## EXERCISE GOAL
Please give back each line of the material unchanged, but without the images.

(DATA SHOWN)

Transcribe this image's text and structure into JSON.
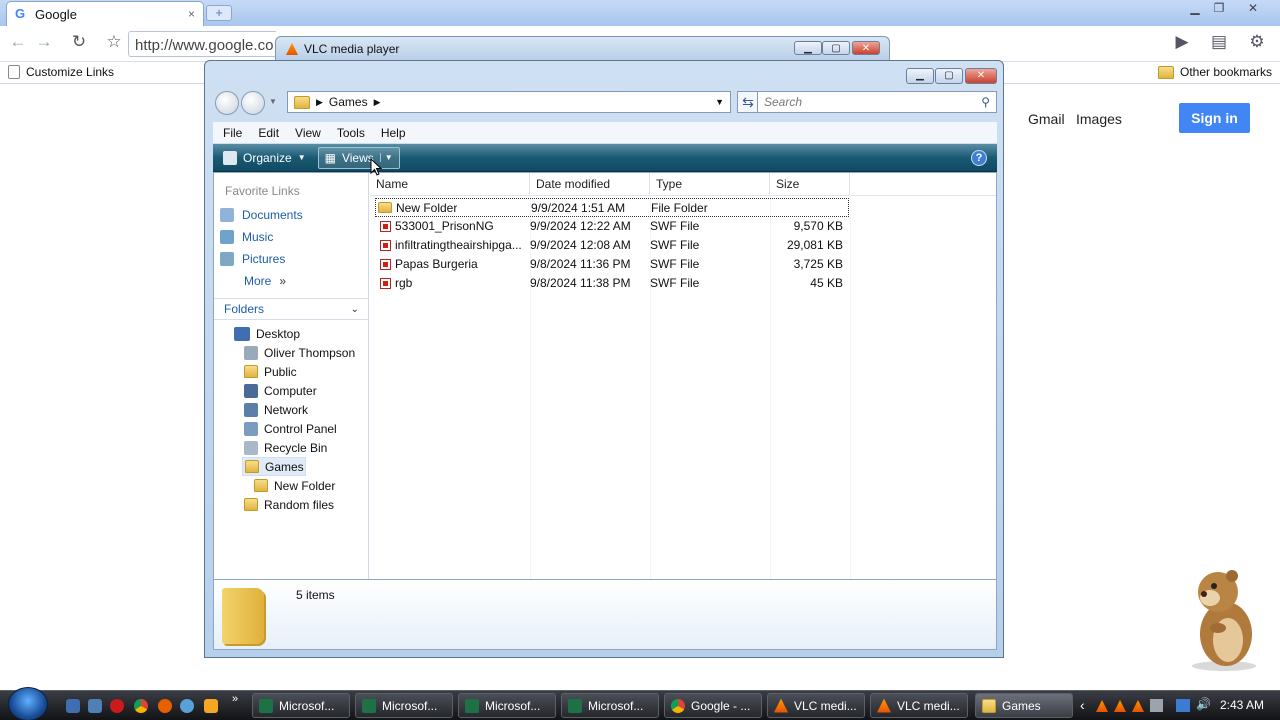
{
  "chrome": {
    "tab_title": "Google",
    "tab_close": "×",
    "new_tab": "+",
    "url": "http://www.google.co",
    "bookmark_customize": "Customize Links",
    "bookmark_other": "Other bookmarks"
  },
  "vlc": {
    "title": "VLC media player"
  },
  "explorer": {
    "path_folder": "Games",
    "search_placeholder": "Search",
    "menu": [
      "File",
      "Edit",
      "View",
      "Tools",
      "Help"
    ],
    "organize_label": "Organize",
    "views_label": "Views",
    "help_icon": "?",
    "favorite_links_title": "Favorite Links",
    "favorite_links": [
      "Documents",
      "Music",
      "Pictures"
    ],
    "more_label": "More",
    "more_glyph": "»",
    "folders_title": "Folders",
    "tree": [
      {
        "label": "Desktop",
        "indent": 0
      },
      {
        "label": "Oliver Thompson",
        "indent": 1
      },
      {
        "label": "Public",
        "indent": 1
      },
      {
        "label": "Computer",
        "indent": 1
      },
      {
        "label": "Network",
        "indent": 1
      },
      {
        "label": "Control Panel",
        "indent": 1
      },
      {
        "label": "Recycle Bin",
        "indent": 1
      },
      {
        "label": "Games",
        "indent": 1,
        "selected": true
      },
      {
        "label": "New Folder",
        "indent": 2
      },
      {
        "label": "Random files",
        "indent": 1
      }
    ],
    "columns": [
      "Name",
      "Date modified",
      "Type",
      "Size"
    ],
    "files": [
      {
        "name": "New Folder",
        "date": "9/9/2024 1:51 AM",
        "type": "File Folder",
        "size": "",
        "kind": "folder"
      },
      {
        "name": "533001_PrisonNG",
        "date": "9/9/2024 12:22 AM",
        "type": "SWF File",
        "size": "9,570 KB",
        "kind": "swf"
      },
      {
        "name": "infiltratingtheairshipga...",
        "date": "9/9/2024 12:08 AM",
        "type": "SWF File",
        "size": "29,081 KB",
        "kind": "swf"
      },
      {
        "name": "Papas Burgeria",
        "date": "9/8/2024 11:36 PM",
        "type": "SWF File",
        "size": "3,725 KB",
        "kind": "swf"
      },
      {
        "name": "rgb",
        "date": "9/8/2024 11:38 PM",
        "type": "SWF File",
        "size": "45 KB",
        "kind": "swf"
      }
    ],
    "item_count": "5 items"
  },
  "google": {
    "gmail": "Gmail",
    "images": "Images",
    "sign_in": "Sign in"
  },
  "taskbar": {
    "more_glyph": "»",
    "buttons": [
      {
        "label": "Microsof...",
        "icon": "excel-icon",
        "active": false
      },
      {
        "label": "Microsof...",
        "icon": "excel-icon",
        "active": false
      },
      {
        "label": "Microsof...",
        "icon": "excel-icon",
        "active": false
      },
      {
        "label": "Microsof...",
        "icon": "excel-icon",
        "active": false
      },
      {
        "label": "Google - ...",
        "icon": "chrome-icon",
        "active": false
      },
      {
        "label": "VLC medi...",
        "icon": "vlc-icon",
        "active": false
      },
      {
        "label": "VLC medi...",
        "icon": "vlc-icon",
        "active": false
      },
      {
        "label": "Games",
        "icon": "folder-icon",
        "active": true
      }
    ],
    "tray_arrow": "‹",
    "clock": "2:43 AM"
  },
  "colors": {
    "excel": "#1e7145",
    "chrome_blue": "#4285f4",
    "vlc_orange": "#f57c00",
    "folder": "#e8c152"
  }
}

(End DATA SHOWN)

## TASK RESULT
Transcribe this image's text and structure into JSON.
{
  "chrome": {
    "tab_title": "Google",
    "tab_close": "×",
    "new_tab": "+",
    "url": "http://www.google.co",
    "bookmark_customize": "Customize Links",
    "bookmark_other": "Other bookmarks"
  },
  "vlc": {
    "title": "VLC media player"
  },
  "explorer": {
    "path_folder": "Games",
    "search_placeholder": "Search",
    "menu": [
      "File",
      "Edit",
      "View",
      "Tools",
      "Help"
    ],
    "organize_label": "Organize",
    "views_label": "Views",
    "help_icon": "?",
    "favorite_links_title": "Favorite Links",
    "favorite_links": [
      "Documents",
      "Music",
      "Pictures"
    ],
    "more_label": "More",
    "more_glyph": "»",
    "folders_title": "Folders",
    "tree": [
      {
        "label": "Desktop",
        "indent": 0
      },
      {
        "label": "Oliver Thompson",
        "indent": 1
      },
      {
        "label": "Public",
        "indent": 1
      },
      {
        "label": "Computer",
        "indent": 1
      },
      {
        "label": "Network",
        "indent": 1
      },
      {
        "label": "Control Panel",
        "indent": 1
      },
      {
        "label": "Recycle Bin",
        "indent": 1
      },
      {
        "label": "Games",
        "indent": 1,
        "selected": true
      },
      {
        "label": "New Folder",
        "indent": 2
      },
      {
        "label": "Random files",
        "indent": 1
      }
    ],
    "columns": [
      "Name",
      "Date modified",
      "Type",
      "Size"
    ],
    "files": [
      {
        "name": "New Folder",
        "date": "9/9/2024 1:51 AM",
        "type": "File Folder",
        "size": "",
        "kind": "folder"
      },
      {
        "name": "533001_PrisonNG",
        "date": "9/9/2024 12:22 AM",
        "type": "SWF File",
        "size": "9,570 KB",
        "kind": "swf"
      },
      {
        "name": "infiltratingtheairshipga...",
        "date": "9/9/2024 12:08 AM",
        "type": "SWF File",
        "size": "29,081 KB",
        "kind": "swf"
      },
      {
        "name": "Papas Burgeria",
        "date": "9/8/2024 11:36 PM",
        "type": "SWF File",
        "size": "3,725 KB",
        "kind": "swf"
      },
      {
        "name": "rgb",
        "date": "9/8/2024 11:38 PM",
        "type": "SWF File",
        "size": "45 KB",
        "kind": "swf"
      }
    ],
    "item_count": "5 items"
  },
  "google": {
    "gmail": "Gmail",
    "images": "Images",
    "sign_in": "Sign in"
  },
  "taskbar": {
    "more_glyph": "»",
    "buttons": [
      {
        "label": "Microsof...",
        "icon": "excel-icon",
        "active": false
      },
      {
        "label": "Microsof...",
        "icon": "excel-icon",
        "active": false
      },
      {
        "label": "Microsof...",
        "icon": "excel-icon",
        "active": false
      },
      {
        "label": "Microsof...",
        "icon": "excel-icon",
        "active": false
      },
      {
        "label": "Google - ...",
        "icon": "chrome-icon",
        "active": false
      },
      {
        "label": "VLC medi...",
        "icon": "vlc-icon",
        "active": false
      },
      {
        "label": "VLC medi...",
        "icon": "vlc-icon",
        "active": false
      },
      {
        "label": "Games",
        "icon": "folder-icon",
        "active": true
      }
    ],
    "tray_arrow": "‹",
    "clock": "2:43 AM"
  },
  "colors": {
    "excel": "#1e7145",
    "chrome_blue": "#4285f4",
    "vlc_orange": "#f57c00",
    "folder": "#e8c152"
  }
}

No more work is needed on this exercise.